------ Material for the task ------
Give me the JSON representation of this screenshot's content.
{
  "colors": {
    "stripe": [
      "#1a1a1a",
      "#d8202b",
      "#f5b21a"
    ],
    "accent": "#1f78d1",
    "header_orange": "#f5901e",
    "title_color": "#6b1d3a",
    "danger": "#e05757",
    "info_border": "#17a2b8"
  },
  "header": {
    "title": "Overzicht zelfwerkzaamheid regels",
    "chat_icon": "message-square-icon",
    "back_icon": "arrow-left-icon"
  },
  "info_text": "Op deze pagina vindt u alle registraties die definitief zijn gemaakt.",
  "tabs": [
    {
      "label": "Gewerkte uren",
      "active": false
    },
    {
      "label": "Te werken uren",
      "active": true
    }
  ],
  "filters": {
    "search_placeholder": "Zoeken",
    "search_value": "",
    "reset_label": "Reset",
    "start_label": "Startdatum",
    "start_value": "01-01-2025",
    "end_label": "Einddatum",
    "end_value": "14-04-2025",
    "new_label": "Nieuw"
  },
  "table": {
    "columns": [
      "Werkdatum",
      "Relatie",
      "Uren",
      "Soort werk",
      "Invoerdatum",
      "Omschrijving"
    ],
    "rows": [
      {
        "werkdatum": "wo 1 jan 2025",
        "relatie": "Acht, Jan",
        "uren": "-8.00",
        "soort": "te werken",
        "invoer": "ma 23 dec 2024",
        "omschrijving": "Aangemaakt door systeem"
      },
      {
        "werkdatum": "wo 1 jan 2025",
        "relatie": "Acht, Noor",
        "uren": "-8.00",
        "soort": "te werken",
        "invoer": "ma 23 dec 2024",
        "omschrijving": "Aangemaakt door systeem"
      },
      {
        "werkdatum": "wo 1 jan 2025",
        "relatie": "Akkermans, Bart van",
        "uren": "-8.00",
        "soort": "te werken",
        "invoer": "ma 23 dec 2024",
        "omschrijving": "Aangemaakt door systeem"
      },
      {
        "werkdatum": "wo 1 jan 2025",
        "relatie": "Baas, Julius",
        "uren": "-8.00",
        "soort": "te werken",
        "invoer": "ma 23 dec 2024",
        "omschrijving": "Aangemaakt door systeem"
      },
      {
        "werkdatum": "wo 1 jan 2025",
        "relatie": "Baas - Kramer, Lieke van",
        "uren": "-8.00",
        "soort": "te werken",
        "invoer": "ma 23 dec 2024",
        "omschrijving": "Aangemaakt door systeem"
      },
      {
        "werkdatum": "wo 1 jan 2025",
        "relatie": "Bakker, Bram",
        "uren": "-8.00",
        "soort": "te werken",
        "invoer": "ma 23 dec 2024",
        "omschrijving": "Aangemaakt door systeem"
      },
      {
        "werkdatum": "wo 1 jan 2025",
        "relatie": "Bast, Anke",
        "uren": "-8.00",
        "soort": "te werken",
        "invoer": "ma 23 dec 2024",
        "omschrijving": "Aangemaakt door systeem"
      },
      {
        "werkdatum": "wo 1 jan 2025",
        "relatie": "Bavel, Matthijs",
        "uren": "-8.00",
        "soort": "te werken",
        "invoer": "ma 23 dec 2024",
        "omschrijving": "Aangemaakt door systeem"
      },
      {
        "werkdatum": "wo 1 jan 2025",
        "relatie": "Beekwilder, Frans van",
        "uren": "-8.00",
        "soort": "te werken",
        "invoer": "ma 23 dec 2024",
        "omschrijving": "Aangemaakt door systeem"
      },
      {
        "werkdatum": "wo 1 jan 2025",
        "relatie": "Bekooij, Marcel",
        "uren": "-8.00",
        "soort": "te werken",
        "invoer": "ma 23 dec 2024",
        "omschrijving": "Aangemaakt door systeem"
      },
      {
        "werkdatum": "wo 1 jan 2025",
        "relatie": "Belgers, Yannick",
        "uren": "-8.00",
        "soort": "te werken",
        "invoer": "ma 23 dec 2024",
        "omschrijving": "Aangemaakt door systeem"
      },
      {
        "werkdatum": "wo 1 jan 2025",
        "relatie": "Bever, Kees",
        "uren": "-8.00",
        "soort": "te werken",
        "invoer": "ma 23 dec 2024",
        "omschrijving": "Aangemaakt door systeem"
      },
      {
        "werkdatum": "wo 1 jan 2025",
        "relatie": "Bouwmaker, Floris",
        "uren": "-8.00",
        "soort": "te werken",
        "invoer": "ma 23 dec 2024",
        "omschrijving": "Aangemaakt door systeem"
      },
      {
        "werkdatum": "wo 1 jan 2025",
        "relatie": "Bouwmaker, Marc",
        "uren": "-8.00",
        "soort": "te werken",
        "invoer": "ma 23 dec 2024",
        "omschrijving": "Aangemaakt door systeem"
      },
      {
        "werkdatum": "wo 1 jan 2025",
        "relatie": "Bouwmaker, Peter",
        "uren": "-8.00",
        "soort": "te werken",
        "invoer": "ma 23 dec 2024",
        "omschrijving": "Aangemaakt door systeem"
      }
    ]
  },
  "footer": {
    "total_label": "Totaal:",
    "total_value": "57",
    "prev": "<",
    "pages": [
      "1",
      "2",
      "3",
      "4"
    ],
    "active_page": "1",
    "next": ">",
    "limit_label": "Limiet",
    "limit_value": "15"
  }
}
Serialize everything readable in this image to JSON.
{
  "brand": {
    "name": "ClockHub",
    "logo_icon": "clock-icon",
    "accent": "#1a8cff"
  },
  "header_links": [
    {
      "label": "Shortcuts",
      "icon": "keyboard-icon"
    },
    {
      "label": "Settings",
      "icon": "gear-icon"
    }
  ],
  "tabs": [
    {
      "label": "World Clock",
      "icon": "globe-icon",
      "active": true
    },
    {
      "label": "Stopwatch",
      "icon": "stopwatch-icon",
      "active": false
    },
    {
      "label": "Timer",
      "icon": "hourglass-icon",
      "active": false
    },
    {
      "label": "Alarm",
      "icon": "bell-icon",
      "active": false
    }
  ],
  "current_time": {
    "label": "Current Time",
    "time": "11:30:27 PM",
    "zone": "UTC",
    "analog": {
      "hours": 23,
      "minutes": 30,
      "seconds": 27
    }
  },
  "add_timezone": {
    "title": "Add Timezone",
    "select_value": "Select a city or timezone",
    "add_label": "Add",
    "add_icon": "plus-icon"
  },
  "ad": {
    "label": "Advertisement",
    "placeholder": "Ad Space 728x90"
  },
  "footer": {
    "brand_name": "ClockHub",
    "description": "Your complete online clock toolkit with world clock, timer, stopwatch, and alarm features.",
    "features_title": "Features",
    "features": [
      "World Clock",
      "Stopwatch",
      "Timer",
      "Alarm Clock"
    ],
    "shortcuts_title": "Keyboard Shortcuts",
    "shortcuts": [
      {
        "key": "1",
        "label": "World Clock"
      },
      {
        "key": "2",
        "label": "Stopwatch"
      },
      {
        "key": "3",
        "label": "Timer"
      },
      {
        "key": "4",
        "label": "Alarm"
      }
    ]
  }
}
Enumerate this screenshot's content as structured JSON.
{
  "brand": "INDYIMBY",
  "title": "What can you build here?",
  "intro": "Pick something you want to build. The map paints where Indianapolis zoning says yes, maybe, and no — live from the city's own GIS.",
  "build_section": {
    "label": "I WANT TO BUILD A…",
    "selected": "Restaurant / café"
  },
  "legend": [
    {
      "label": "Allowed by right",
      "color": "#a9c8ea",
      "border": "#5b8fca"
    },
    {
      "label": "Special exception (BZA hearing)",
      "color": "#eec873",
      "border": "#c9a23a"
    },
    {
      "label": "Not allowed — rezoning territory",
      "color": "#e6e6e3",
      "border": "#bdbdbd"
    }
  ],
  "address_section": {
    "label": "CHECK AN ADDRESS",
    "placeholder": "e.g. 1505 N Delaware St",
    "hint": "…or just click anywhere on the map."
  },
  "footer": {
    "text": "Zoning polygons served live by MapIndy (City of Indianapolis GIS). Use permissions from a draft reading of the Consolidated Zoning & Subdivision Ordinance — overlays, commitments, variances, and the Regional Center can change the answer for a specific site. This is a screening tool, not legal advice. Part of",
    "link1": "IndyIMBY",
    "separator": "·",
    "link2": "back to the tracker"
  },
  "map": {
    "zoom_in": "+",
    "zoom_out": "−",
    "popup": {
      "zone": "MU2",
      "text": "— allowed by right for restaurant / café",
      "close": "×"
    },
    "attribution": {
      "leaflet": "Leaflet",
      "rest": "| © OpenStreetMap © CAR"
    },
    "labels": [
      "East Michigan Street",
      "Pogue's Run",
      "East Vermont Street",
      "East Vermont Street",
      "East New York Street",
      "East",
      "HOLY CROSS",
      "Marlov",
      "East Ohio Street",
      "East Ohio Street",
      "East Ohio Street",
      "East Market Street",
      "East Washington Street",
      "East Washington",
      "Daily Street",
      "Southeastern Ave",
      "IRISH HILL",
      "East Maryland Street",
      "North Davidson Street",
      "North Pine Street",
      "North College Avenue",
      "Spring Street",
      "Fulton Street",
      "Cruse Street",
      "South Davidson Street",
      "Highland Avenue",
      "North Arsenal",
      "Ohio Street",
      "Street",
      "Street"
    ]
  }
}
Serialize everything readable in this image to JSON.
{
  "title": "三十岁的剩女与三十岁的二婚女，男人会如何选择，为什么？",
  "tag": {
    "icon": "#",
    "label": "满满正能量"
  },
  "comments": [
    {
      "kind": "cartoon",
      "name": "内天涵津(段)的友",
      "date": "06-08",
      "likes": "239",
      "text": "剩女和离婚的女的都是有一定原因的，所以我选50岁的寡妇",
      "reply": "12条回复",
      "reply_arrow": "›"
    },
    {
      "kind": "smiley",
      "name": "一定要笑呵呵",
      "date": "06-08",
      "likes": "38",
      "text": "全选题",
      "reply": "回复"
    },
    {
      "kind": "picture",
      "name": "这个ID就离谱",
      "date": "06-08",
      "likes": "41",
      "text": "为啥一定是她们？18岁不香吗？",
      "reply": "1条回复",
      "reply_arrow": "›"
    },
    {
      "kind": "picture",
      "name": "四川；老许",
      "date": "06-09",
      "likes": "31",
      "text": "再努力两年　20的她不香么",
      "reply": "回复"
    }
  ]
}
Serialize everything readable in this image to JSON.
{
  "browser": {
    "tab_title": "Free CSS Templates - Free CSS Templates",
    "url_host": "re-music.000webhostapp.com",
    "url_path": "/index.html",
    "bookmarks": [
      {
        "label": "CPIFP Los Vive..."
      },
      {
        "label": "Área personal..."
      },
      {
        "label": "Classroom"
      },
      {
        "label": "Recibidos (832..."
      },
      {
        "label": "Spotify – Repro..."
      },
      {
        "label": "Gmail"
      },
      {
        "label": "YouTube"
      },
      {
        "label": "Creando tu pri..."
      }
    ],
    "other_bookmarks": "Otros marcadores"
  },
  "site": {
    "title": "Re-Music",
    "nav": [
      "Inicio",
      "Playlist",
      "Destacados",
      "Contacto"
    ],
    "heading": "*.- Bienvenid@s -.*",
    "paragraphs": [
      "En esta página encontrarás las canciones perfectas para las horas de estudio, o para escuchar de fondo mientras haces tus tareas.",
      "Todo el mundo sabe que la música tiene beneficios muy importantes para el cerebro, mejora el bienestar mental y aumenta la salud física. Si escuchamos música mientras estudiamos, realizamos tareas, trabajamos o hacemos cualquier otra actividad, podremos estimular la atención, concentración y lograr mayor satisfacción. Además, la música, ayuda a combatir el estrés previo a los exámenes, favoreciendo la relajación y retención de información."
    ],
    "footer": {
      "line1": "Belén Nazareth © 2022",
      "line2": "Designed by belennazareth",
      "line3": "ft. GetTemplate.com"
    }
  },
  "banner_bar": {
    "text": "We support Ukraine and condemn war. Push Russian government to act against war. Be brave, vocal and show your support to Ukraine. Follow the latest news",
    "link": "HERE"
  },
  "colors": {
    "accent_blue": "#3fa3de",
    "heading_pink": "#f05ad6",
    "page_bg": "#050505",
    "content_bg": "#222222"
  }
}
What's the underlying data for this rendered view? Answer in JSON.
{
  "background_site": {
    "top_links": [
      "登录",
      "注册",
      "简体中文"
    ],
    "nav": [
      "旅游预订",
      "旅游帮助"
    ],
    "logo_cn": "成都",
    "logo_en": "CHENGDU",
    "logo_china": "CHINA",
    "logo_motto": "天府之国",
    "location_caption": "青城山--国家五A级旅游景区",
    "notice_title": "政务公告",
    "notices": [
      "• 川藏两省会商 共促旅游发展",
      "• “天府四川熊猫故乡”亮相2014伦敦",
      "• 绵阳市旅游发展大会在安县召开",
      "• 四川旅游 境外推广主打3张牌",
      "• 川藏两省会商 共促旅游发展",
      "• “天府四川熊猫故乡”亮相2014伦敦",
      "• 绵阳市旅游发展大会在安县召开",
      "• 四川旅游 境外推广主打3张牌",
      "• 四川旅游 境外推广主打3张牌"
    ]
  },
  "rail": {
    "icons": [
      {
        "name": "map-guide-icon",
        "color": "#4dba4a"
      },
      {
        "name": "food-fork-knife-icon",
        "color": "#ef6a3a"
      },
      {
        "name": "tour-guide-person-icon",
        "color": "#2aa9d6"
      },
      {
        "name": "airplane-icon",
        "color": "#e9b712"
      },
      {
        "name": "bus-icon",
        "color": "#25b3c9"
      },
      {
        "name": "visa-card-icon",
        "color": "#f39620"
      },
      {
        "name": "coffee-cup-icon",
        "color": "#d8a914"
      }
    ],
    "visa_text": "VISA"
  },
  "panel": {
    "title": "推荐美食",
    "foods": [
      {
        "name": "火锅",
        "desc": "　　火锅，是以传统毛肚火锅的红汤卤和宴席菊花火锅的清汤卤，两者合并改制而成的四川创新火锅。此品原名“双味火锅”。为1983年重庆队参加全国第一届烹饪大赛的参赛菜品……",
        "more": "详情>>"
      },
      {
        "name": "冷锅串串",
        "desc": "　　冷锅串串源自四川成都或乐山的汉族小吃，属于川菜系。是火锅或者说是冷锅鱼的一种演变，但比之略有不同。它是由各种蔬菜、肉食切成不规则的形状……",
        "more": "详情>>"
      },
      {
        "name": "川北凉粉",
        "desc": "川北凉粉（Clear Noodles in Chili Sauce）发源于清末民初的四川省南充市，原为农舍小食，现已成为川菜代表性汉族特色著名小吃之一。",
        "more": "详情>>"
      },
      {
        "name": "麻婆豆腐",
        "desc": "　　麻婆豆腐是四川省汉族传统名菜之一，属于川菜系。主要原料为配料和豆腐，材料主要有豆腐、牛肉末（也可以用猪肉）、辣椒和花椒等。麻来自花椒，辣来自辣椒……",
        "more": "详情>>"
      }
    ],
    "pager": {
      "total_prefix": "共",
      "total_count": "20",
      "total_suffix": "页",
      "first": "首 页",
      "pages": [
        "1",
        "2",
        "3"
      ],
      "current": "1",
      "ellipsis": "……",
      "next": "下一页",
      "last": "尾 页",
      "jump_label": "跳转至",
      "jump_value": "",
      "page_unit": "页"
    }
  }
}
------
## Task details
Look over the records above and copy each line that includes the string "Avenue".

## Solved problem
      "North College Avenue",
      "Highland Avenue",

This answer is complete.